● Exercise goal: Where does the word "螺纹连接" show up in the data? Please find each such line and copy it.

● Data to use:
[Start of section]

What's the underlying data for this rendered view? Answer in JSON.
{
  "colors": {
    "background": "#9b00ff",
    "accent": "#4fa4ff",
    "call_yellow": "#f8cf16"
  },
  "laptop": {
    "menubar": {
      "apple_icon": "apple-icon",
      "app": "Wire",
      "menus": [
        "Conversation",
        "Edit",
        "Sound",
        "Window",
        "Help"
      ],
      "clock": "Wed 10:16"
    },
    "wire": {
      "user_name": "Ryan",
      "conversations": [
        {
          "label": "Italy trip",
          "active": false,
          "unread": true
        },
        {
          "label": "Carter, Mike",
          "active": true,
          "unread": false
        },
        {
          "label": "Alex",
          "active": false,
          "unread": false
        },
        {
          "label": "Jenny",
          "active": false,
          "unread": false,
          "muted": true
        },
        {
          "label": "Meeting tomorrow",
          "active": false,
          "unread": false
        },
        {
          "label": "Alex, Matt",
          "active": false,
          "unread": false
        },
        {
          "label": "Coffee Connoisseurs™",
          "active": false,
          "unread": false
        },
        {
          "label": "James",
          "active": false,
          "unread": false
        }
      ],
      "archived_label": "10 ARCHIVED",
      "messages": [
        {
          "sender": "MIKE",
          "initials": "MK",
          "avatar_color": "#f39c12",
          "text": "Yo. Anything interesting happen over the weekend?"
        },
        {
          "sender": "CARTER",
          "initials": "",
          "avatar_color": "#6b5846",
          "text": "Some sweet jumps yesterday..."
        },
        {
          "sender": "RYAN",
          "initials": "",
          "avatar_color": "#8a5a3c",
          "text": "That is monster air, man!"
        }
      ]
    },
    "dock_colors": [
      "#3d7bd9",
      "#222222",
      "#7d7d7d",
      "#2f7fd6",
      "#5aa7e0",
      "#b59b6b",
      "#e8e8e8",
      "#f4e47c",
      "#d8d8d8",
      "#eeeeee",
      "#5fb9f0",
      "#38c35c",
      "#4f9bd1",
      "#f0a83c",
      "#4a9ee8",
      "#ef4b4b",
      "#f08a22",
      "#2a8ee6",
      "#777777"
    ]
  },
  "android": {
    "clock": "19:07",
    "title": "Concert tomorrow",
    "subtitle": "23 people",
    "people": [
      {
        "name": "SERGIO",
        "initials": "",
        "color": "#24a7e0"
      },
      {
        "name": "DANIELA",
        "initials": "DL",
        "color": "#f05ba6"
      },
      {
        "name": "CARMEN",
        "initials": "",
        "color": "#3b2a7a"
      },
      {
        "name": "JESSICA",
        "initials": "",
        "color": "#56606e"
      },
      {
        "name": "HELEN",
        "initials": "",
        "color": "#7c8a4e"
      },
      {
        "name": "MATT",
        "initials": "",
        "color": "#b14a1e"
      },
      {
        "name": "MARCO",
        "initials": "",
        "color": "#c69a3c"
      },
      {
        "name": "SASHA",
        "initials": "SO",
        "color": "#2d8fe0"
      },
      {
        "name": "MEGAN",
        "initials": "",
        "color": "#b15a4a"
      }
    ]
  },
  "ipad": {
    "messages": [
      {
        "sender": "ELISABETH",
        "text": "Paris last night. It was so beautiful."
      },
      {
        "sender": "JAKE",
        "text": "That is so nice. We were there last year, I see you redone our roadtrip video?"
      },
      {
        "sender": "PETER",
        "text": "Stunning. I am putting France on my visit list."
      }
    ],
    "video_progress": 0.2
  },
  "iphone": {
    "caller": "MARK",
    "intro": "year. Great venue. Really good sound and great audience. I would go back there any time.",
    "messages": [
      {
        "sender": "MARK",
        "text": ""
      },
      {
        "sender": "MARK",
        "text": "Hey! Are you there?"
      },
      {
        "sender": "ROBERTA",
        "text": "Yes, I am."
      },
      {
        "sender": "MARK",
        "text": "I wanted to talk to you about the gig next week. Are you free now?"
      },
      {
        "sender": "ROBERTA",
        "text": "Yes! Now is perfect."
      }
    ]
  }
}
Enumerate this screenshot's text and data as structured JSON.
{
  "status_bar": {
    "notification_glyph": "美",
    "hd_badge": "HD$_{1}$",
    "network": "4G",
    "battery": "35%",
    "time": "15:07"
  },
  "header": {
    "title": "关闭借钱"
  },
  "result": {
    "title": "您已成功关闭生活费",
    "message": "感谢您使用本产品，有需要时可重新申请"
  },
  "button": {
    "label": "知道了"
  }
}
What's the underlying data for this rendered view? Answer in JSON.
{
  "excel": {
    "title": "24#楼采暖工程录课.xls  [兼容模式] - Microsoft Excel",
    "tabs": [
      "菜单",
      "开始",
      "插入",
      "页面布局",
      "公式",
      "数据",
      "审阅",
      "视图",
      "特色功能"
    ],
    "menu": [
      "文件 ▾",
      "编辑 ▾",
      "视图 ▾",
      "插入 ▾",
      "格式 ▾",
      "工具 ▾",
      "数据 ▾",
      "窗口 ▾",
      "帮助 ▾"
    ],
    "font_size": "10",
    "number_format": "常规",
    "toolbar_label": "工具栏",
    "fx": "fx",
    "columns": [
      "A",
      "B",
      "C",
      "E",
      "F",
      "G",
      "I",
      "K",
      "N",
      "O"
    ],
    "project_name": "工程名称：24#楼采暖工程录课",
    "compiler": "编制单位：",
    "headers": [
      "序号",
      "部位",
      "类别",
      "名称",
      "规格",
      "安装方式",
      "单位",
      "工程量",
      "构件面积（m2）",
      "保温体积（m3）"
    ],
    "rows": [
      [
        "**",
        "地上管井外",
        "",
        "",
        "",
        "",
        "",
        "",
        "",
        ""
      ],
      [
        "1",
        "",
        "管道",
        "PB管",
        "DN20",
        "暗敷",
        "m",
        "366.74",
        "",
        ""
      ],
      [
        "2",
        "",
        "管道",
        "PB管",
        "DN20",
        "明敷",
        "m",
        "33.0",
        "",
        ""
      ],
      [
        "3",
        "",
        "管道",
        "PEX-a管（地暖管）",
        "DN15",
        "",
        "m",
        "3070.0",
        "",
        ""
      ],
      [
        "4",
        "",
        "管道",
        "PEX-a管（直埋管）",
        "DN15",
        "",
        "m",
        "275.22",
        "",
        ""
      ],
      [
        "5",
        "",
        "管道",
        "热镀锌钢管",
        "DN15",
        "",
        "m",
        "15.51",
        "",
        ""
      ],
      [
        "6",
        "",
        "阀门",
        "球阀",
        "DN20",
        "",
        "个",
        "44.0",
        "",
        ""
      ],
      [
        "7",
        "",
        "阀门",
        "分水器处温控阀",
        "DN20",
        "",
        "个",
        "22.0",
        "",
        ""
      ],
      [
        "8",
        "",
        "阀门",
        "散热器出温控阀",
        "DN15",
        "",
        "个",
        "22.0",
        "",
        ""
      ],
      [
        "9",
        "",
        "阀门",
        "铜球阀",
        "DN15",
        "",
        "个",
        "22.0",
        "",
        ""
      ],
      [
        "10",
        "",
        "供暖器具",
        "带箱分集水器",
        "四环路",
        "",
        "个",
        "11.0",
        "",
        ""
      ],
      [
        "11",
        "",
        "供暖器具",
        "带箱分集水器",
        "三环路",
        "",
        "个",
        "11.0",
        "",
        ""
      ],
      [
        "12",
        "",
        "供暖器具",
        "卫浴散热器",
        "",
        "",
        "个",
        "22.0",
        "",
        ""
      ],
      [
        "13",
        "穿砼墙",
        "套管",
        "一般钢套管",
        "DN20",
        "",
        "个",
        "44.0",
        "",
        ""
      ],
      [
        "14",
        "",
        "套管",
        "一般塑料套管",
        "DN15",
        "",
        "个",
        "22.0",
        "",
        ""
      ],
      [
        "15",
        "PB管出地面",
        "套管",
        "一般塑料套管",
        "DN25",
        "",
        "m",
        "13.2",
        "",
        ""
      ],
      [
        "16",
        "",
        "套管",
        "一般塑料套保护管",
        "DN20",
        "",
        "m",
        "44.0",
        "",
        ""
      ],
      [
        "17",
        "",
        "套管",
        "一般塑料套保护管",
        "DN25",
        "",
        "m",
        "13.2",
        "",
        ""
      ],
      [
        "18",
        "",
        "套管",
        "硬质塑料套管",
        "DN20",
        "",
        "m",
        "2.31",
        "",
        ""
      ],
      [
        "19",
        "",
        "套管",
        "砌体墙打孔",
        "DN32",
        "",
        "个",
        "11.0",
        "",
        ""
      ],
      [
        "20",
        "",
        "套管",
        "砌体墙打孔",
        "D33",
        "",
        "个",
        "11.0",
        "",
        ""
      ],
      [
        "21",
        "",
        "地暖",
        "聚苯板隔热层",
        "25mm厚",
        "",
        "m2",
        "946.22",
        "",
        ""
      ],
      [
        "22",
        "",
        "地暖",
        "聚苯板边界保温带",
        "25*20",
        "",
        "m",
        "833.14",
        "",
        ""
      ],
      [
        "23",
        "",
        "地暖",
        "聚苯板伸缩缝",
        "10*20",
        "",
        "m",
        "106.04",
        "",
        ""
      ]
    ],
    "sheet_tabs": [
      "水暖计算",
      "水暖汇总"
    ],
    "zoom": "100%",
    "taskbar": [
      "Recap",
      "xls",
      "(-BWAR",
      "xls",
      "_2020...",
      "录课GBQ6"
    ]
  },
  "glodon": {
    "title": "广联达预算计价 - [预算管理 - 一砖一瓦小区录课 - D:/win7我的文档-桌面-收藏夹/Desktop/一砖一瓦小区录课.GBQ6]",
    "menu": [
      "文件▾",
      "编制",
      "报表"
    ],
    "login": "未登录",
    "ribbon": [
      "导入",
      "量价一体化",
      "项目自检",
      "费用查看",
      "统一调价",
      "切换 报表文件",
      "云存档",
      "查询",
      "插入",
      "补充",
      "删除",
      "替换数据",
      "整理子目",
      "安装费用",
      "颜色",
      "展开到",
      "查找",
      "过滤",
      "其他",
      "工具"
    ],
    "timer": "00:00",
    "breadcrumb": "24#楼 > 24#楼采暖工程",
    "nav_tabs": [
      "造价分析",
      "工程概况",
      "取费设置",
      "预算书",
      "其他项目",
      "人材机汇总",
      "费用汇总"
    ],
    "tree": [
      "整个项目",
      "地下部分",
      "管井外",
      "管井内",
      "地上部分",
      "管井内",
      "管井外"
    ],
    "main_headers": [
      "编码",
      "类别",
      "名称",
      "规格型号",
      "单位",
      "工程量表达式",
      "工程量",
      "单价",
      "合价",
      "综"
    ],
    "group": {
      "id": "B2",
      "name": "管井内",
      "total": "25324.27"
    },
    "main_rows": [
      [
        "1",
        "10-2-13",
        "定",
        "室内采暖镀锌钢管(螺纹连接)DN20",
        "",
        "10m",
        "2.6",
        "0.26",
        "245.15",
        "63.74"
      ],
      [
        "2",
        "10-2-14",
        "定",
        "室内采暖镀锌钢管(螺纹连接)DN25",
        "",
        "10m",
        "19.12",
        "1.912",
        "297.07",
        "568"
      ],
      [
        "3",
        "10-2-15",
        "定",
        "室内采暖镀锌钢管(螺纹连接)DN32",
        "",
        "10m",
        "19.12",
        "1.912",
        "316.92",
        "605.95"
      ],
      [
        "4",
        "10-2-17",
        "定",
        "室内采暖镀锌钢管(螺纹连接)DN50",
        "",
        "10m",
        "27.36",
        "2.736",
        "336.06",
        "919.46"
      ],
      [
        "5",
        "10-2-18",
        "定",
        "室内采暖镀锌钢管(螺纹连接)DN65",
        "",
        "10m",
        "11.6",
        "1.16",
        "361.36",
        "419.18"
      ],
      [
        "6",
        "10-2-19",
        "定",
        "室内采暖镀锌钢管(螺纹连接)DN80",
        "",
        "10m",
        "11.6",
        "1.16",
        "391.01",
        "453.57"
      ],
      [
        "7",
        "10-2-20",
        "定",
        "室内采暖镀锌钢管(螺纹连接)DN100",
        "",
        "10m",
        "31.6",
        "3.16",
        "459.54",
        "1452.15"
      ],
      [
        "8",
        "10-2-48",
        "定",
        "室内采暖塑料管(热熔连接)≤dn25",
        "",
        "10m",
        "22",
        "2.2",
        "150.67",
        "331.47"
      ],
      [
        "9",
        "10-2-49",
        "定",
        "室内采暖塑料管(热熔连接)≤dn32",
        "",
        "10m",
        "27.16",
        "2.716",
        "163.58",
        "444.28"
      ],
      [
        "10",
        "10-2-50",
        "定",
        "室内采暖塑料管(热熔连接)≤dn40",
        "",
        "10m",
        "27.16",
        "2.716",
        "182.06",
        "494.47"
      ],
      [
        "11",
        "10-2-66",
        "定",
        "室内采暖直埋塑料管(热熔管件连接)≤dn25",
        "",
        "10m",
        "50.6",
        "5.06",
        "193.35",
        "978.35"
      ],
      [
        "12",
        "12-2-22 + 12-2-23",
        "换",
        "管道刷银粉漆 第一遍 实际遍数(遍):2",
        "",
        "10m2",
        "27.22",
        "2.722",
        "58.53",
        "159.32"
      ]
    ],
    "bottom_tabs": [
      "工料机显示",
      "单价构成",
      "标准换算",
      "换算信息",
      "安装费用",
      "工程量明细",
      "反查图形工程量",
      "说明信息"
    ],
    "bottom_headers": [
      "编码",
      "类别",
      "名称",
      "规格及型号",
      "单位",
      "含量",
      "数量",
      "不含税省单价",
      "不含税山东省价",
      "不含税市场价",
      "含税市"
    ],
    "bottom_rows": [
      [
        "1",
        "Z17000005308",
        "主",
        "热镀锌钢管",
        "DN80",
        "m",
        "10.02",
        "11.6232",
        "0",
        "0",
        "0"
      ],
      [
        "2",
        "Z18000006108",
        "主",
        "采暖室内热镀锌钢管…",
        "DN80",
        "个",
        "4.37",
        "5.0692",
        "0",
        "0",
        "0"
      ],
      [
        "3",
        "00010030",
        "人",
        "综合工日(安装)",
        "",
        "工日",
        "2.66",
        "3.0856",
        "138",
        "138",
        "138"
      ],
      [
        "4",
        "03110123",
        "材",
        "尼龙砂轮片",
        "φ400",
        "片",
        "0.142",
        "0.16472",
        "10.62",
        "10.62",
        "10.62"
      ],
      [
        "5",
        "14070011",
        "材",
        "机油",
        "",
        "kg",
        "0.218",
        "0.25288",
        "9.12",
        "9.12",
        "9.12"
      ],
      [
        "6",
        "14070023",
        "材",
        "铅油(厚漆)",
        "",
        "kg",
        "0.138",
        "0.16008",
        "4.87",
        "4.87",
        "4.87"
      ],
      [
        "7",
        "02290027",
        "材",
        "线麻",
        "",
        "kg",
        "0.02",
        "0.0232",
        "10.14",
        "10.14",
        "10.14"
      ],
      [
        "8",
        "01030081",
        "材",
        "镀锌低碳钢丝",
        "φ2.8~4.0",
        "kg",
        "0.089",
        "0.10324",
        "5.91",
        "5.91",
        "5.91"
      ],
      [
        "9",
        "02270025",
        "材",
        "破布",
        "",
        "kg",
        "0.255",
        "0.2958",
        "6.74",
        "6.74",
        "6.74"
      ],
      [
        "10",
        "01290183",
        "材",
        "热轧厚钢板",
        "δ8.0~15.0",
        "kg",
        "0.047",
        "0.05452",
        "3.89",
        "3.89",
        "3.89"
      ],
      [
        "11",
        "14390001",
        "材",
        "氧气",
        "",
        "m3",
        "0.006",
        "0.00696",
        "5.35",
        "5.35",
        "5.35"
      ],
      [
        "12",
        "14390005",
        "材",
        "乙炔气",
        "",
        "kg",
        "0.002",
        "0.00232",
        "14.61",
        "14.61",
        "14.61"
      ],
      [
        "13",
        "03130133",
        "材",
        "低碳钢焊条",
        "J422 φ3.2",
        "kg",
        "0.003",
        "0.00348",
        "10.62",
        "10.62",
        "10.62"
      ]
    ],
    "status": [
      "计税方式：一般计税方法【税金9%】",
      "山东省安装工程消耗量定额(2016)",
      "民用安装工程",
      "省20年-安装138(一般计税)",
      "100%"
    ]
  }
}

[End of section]

● Result:
        "室内采暖镀锌钢管(螺纹连接)DN20",
        "室内采暖镀锌钢管(螺纹连接)DN25",
        "室内采暖镀锌钢管(螺纹连接)DN32",
        "室内采暖镀锌钢管(螺纹连接)DN50",
        "室内采暖镀锌钢管(螺纹连接)DN65",
        "室内采暖镀锌钢管(螺纹连接)DN80",
        "室内采暖镀锌钢管(螺纹连接)DN100",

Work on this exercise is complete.